-------- Data section --------

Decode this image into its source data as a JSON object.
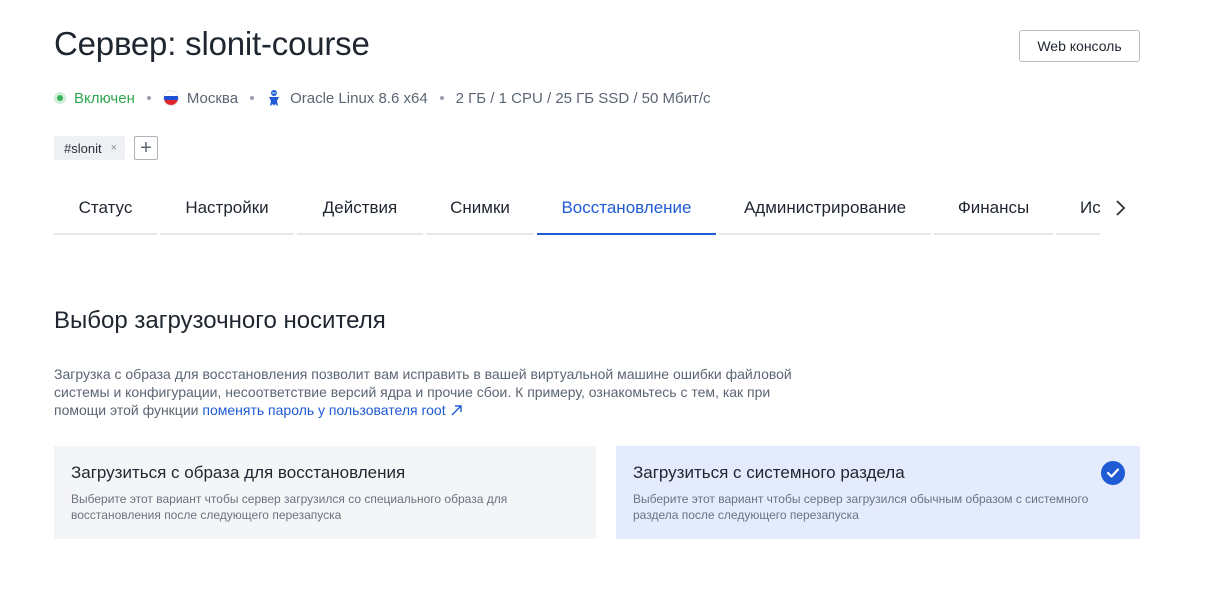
{
  "header": {
    "title": "Сервер: slonit-course",
    "web_console_label": "Web консоль"
  },
  "meta": {
    "status": "Включен",
    "location": "Москва",
    "os": "Oracle Linux 8.6 x64",
    "specs": "2 ГБ / 1 CPU / 25 ГБ SSD / 50 Мбит/с",
    "status_color": "#2fa84f"
  },
  "tags": [
    {
      "label": "#slonit",
      "remove_symbol": "×"
    }
  ],
  "tag_add_symbol": "+",
  "tabs": [
    {
      "label": "Статус",
      "active": false
    },
    {
      "label": "Настройки",
      "active": false
    },
    {
      "label": "Действия",
      "active": false
    },
    {
      "label": "Снимки",
      "active": false
    },
    {
      "label": "Восстановление",
      "active": true
    },
    {
      "label": "Администрирование",
      "active": false
    },
    {
      "label": "Финансы",
      "active": false
    },
    {
      "label": "История",
      "active": false
    }
  ],
  "section": {
    "title": "Выбор загрузочного носителя",
    "description": "Загрузка с образа для восстановления позволит вам исправить в вашей виртуальной машине ошибки файловой системы и конфигурации, несоответствие версий ядра и прочие сбои. К примеру, ознакомьтесь с тем, как при помощи этой функции",
    "link_text": "поменять пароль у пользователя root"
  },
  "options": [
    {
      "title": "Загрузиться с образа для восстановления",
      "text": "Выберите этот вариант чтобы сервер загрузился со специального образа для восстановления после следующего перезапуска",
      "selected": false
    },
    {
      "title": "Загрузиться с системного раздела",
      "text": "Выберите этот вариант чтобы сервер загрузился обычным образом с системного раздела после следующего перезапуска",
      "selected": true
    }
  ],
  "colors": {
    "accent": "#1f5bd4",
    "selected_card_bg": "#e4ebfc",
    "card_bg": "#f4f5f7"
  },
  "icons": {
    "status": "status-dot-icon",
    "location": "russia-flag-icon",
    "os": "oracle-linux-icon",
    "tabs_next": "chevron-right-icon",
    "link": "external-link-icon",
    "selected": "check-circle-icon"
  }
}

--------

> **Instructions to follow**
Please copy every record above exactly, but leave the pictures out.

> **Exercise output**
Decode this image into its source data as a JSON object.
{
  "header": {
    "title": "Сервер: slonit-course",
    "web_console_label": "Web консоль"
  },
  "meta": {
    "status": "Включен",
    "location": "Москва",
    "os": "Oracle Linux 8.6 x64",
    "specs": "2 ГБ / 1 CPU / 25 ГБ SSD / 50 Мбит/с",
    "status_color": "#2fa84f"
  },
  "tags": [
    {
      "label": "#slonit",
      "remove_symbol": "×"
    }
  ],
  "tag_add_symbol": "+",
  "tabs": [
    {
      "label": "Статус",
      "active": false
    },
    {
      "label": "Настройки",
      "active": false
    },
    {
      "label": "Действия",
      "active": false
    },
    {
      "label": "Снимки",
      "active": false
    },
    {
      "label": "Восстановление",
      "active": true
    },
    {
      "label": "Администрирование",
      "active": false
    },
    {
      "label": "Финансы",
      "active": false
    },
    {
      "label": "История",
      "active": false
    }
  ],
  "section": {
    "title": "Выбор загрузочного носителя",
    "description": "Загрузка с образа для восстановления позволит вам исправить в вашей виртуальной машине ошибки файловой системы и конфигурации, несоответствие версий ядра и прочие сбои. К примеру, ознакомьтесь с тем, как при помощи этой функции",
    "link_text": "поменять пароль у пользователя root"
  },
  "options": [
    {
      "title": "Загрузиться с образа для восстановления",
      "text": "Выберите этот вариант чтобы сервер загрузился со специального образа для восстановления после следующего перезапуска",
      "selected": false
    },
    {
      "title": "Загрузиться с системного раздела",
      "text": "Выберите этот вариант чтобы сервер загрузился обычным образом с системного раздела после следующего перезапуска",
      "selected": true
    }
  ],
  "colors": {
    "accent": "#1f5bd4",
    "selected_card_bg": "#e4ebfc",
    "card_bg": "#f4f5f7"
  },
  "icons": {
    "status": "status-dot-icon",
    "location": "russia-flag-icon",
    "os": "oracle-linux-icon",
    "tabs_next": "chevron-right-icon",
    "link": "external-link-icon",
    "selected": "check-circle-icon"
  }
}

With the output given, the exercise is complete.